Stepan Chapman’s The Troika is brilliant. A surreal fantasy about a twisted family – an old mexican woman, Eva; a Jeep, Alex; and a Brontosaurus, Naomi, travelling together across an endless desert. It’s engaging and wildly inventive, a book of layered dreams and delusions, featuring guardian angels, fiddler-crab cops, Plasma Wars, and insanity.
Published by the Ministry of Whimsy Press in 1997, it is unfortunately pretty hard to find a copy of these days. And that’s a damn shame.
Here’s a taste.
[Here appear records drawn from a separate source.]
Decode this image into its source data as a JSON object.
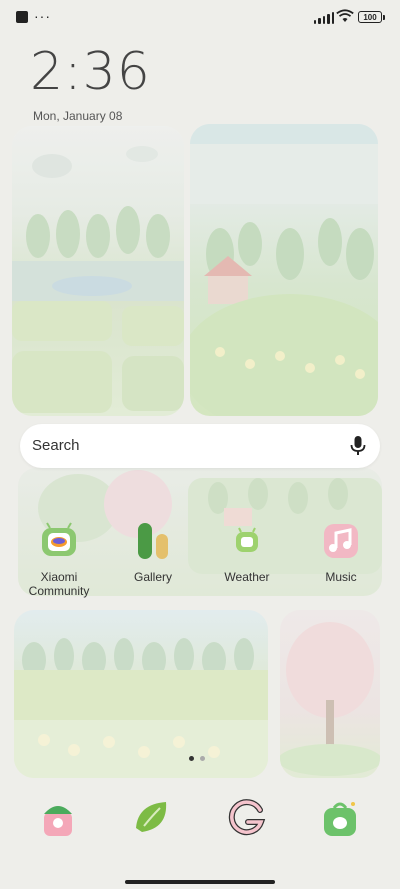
{
  "status_bar": {
    "battery": "100"
  },
  "clock": {
    "time": "2:36",
    "date": "Mon, January 08"
  },
  "search": {
    "placeholder": "Search"
  },
  "apps": [
    {
      "label": "Xiaomi\nCommunity",
      "icon": "xiaomi-community-icon"
    },
    {
      "label": "Gallery",
      "icon": "gallery-icon"
    },
    {
      "label": "Weather",
      "icon": "weather-icon"
    },
    {
      "label": "Music",
      "icon": "music-icon"
    }
  ],
  "dock": [
    {
      "icon": "phone-icon"
    },
    {
      "icon": "messages-icon"
    },
    {
      "icon": "google-icon"
    },
    {
      "icon": "app-store-icon"
    }
  ],
  "page_indicator": {
    "current": 1,
    "total": 2
  },
  "colors": {
    "wallpaper": "#eeeeea",
    "accent_green": "#8cc870",
    "accent_pink": "#f2b8c4"
  }
}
I know that what I did was wrong and futile. But I’ll make it up to you, Eva. I’ll take you to a quiet little cemetary. We’ll be happy there, among the tombs and the cedars. The snow will bury us for the winter. No one will disturb us. I have a plan. I shall amplify and elaborate you beyond your wildest dream of yourself. With my forceps, clamps, and bone saws, I will inlay your ribs with mercury and thread seashell copper spirals through your thigh bones. I will microtome your shoulder blades and spread them fanwise into angel wings. Disdiscovering physiology, disinventing dissection, I shall dilate your tissues into a gradually expanding cosmos of flesh. At first, none of the work will make sense to us. But I have my reasons. In spring, we’ll burst up through the melting snow, machine and flesh merged, machine forests, flesh cathedrals. So descend, my laser lamp. Set free your razor brilliance. Slice and peel, fold my love into origami, crown her with pulmonary flowers, and let slender bronchial vines wreathe the brow of my dead bride. For then I may brush back her raven-dark hair with a mermaid’s comb, just so, like the dark of the moon. Dear dead Eva, my only friend, this is all as it is meant to be.